The owners of Fifth Third Center have launched the final phase of their renovations of the downtown office tower.
Denver-based Amstar Group is spending $1 million on the plaza in front of the 490,000-square-foot building. That follows a series of interior renovations that included a new lobby and cost a total of $5 million.
“At the end of the day, we think we’ve got a real signature or trophy office building,” said Rob Toomey, Amstar’s senior vice president.
AmStar’s renovation is proceeding as the downtown office market has taken a turn for the worse, creating another point in the rallying cry against approving the proposed May Town Center development in Bells Bend.
Including the 90,000 square feet vacant in the Fifth Third Center, real estate brokers are marketing about 700,000 square feet of vacant space downtown — more than 10 percent of the district’s inventory.
That number includes the Pinnacle at Symphony Place, which is under construction south of Broadway. Pinnacle Financial Partners and Bass Berry & Sims have signed on for space, but that leaves 200,000 square feet empty in the building.
Also, the newly opened SunTrust Plaza has 32,000 square feet and the Terrazzo condominium tower under construction in The Gulch has 40,000 square feet.
The largest chunk of contiguous vacant space is in the AT&T Tower, where Nissan just moved out of 240,000 square feet. Since AT&T pays for the space and Nissan was on a sublease, that space isn’t technically vacant.
But it is available.
“We started remarketing the building as soon as Nissan moved in,” said Tom Frye, managing director for CB Richard Ellis, which is handling the leasing for AT&T Tower.
Amstar’s Toomey said his building is being positioned to compete with the new buildings by offering lease rates that are significantly lower — between $10 and $12 per square foot —than the new buildings’. Nashville Commercial/Cushman & Wakefield has that leasing assignment.

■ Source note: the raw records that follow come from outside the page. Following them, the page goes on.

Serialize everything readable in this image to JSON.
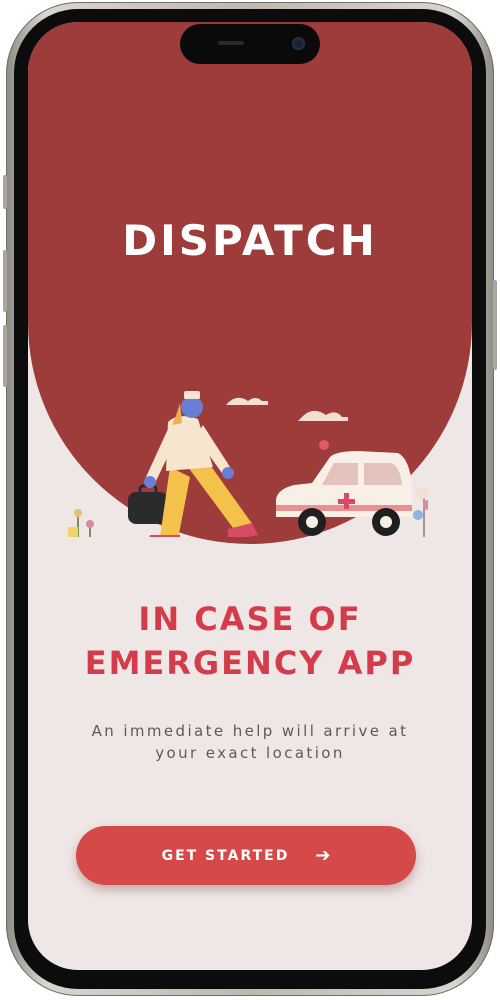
{
  "app": {
    "brand": "DISPATCH"
  },
  "onboarding": {
    "headline_line1": "IN CASE OF",
    "headline_line2": "EMERGENCY APP",
    "subtitle_line1": "An immediate help will arrive at",
    "subtitle_line2": "your exact location",
    "cta_label": "GET STARTED",
    "cta_icon": "arrow-right-icon"
  },
  "colors": {
    "hero_background": "#9e3b3b",
    "screen_background": "#eee7e6",
    "headline": "#d43b4b",
    "button": "#d54a48",
    "subtitle": "#5e5a5a"
  },
  "illustration": {
    "subject": "paramedic-with-ambulance-illustration"
  }
}
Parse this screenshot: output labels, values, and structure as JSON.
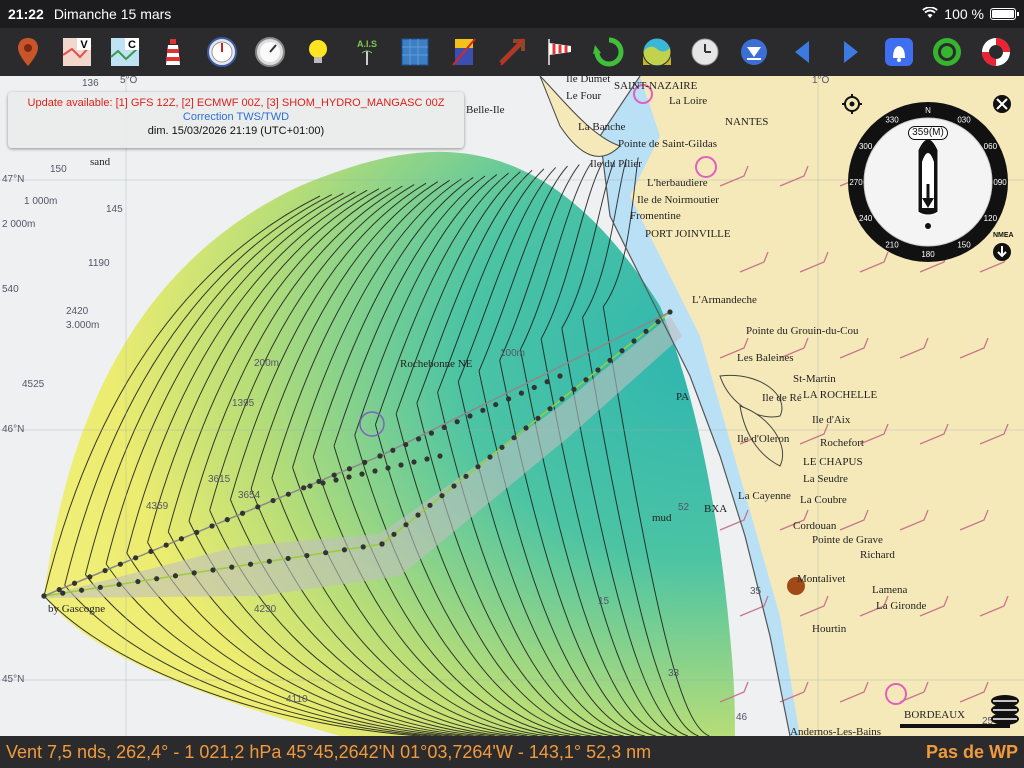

“We don’t necessarily have to increase rates to recover the cost of renovations,” Toomey said.
Brokers have long said the building’s 17,000-square-foot floor plate — punctuated by a horseshoe shape — is a challenge.
“Every building has challenges,” Frye said.
Parking is still the main challenge for many properties, particularly the AT&T Tower. Frye said filling it will take a tenant who would lease space and shuttle workers from the LP Field parking lot.
One positive for downtown is that much of its available space is contiguous, something economic developers like because it makes the city more attractive to a company looking to move quickly.
The open space downtown also is one of the issues opponents of the proposed $4 billion May Town Center have used against the project. But Frye said whatever might be built in Bells Bend won’t hit the market for at least five years. Because of that, he said the vacant space isn’t a problem for the downtown market and will rebound with the economy.
“It’s a repositioning,” he said. “My guess is downtown is leased up in two years.”